Dataset records –
──────

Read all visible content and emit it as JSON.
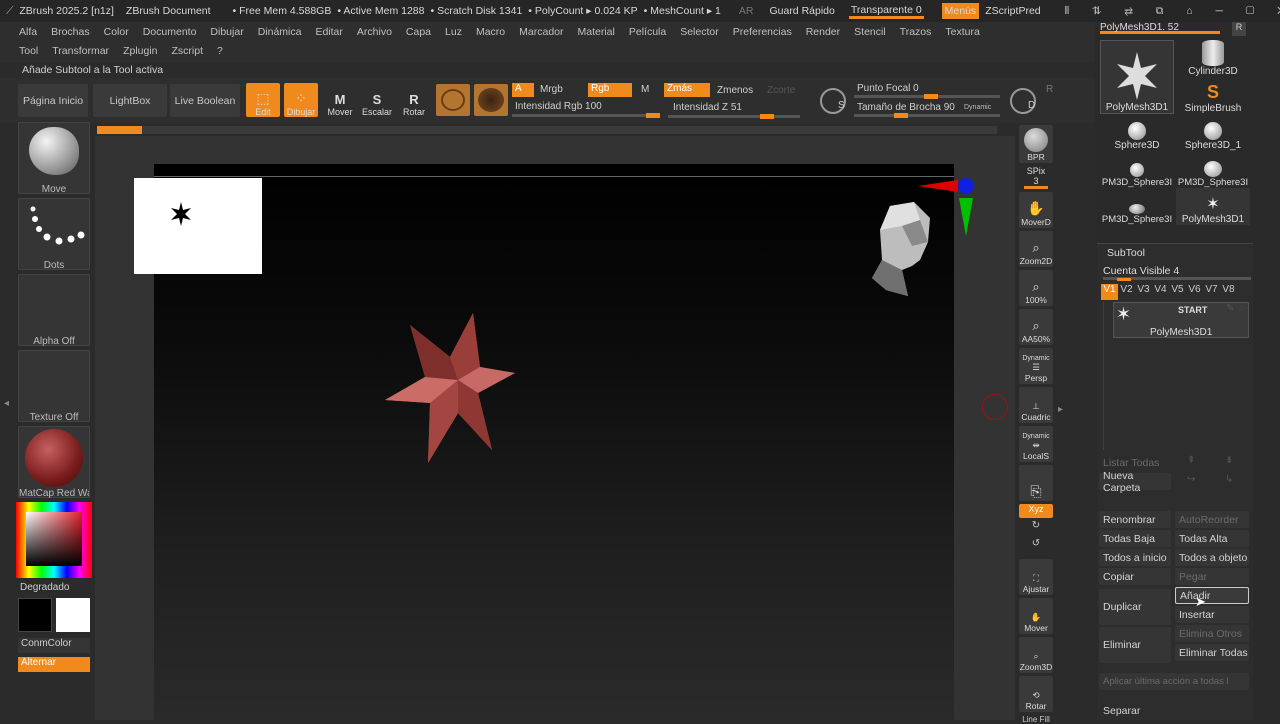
{
  "title": {
    "app": "ZBrush 2025.2 [n1z]",
    "doc": "ZBrush Document",
    "free_mem": "• Free Mem 4.588GB",
    "active_mem": "• Active Mem 1288",
    "scratch": "• Scratch Disk 1341",
    "polycount": "• PolyCount ▸ 0.024 KP",
    "meshcount": "• MeshCount ▸ 1",
    "ar": "AR",
    "guard": "Guard Rápido",
    "transparente": "Transparente 0",
    "menus": "Menús",
    "zscriptpred": "ZScriptPred"
  },
  "menu_row1": [
    "Alfa",
    "Brochas",
    "Color",
    "Documento",
    "Dibujar",
    "Dinámica",
    "Editar",
    "Archivo",
    "Capa",
    "Luz",
    "Macro",
    "Marcador",
    "Material",
    "Película",
    "Selector",
    "Preferencias",
    "Render",
    "Stencil",
    "Trazos",
    "Textura"
  ],
  "menu_row2": [
    "Tool",
    "Transformar",
    "Zplugin",
    "Zscript",
    "?"
  ],
  "info_text": "Añade Subtool a la Tool activa",
  "shelf": {
    "pagina": "Página Inicio",
    "lightbox": "LightBox",
    "liveboolean": "Live Boolean",
    "edit": "Edit",
    "dibujar": "Dibujar",
    "mover": "Mover",
    "escalar": "Escalar",
    "rotar": "Rotar",
    "a": "A",
    "mrgb": "Mrgb",
    "rgb": "Rgb",
    "m": "M",
    "zmas": "Zmás",
    "zmenos": "Zmenos",
    "zcorte": "Zcorte",
    "intensidad_rgb": "Intensidad Rgb 100",
    "intensidad_z": "Intensidad Z 51",
    "punto_focal": "Punto Focal 0",
    "tamano": "Tamaño de Brocha 90",
    "dynamic": "Dynamic",
    "s": "S",
    "d": "D",
    "r": "R"
  },
  "left": {
    "move": "Move",
    "dots": "Dots",
    "alpha": "Alpha Off",
    "texture": "Texture Off",
    "matcap": "MatCap Red Wa",
    "degradado": "Degradado",
    "conmcolor": "ConmColor",
    "alternar": "Alternar"
  },
  "right": {
    "bpr": "BPR",
    "spix": "SPix 3",
    "moverd": "MoverD",
    "zoom2d": "Zoom2D",
    "100": "100%",
    "aa50": "AA50%",
    "dynamic": "Dynamic",
    "persp": "Persp",
    "cuadric": "Cuadric",
    "dynamic2": "Dynamic",
    "locals": "LocalS",
    "xyz": "Xyz",
    "ajustar": "Ajustar",
    "mover": "Mover",
    "zoom3d": "Zoom3D",
    "rotar": "Rotar",
    "linefill": "Line Fill"
  },
  "tools": {
    "header": "PolyMesh3D1. 52",
    "r": "R",
    "t1": "PolyMesh3D1",
    "t2": "Cylinder3D",
    "t3": "SimpleBrush",
    "t4": "Sphere3D",
    "t5": "Sphere3D_1",
    "t6": "PM3D_Sphere3I",
    "t7": "PM3D_Sphere3I",
    "t8": "PM3D_Sphere3I",
    "t9": "PolyMesh3D1"
  },
  "subtool": {
    "header": "SubTool",
    "cuenta": "Cuenta Visible 4",
    "v": [
      "V1",
      "V2",
      "V3",
      "V4",
      "V5",
      "V6",
      "V7",
      "V8"
    ],
    "start": "START",
    "name": "PolyMesh3D1",
    "listar": "Listar Todas",
    "nueva": "Nueva Carpeta",
    "renombrar": "Renombrar",
    "autoreorder": "AutoReorder",
    "todasbaja": "Todas Baja",
    "todasalta": "Todas Alta",
    "todosinicio": "Todos a inicio",
    "todosobj": "Todos a objeto",
    "copiar": "Copiar",
    "pegar": "Pegar",
    "duplicar": "Duplicar",
    "anadir": "Añadir",
    "insertar": "Insertar",
    "eliminar": "Eliminar",
    "eliminarotros": "Elimina Otros",
    "eliminartodas": "Eliminar Todas",
    "aplicar": "Aplicar última acción a todas l",
    "separar": "Separar"
  },
  "colors": {
    "accent": "#f08a1d",
    "star": "#b85450"
  }
}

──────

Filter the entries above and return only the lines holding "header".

Answer box –
    "header": "PolyMesh3D1. 52",
    "header": "SubTool",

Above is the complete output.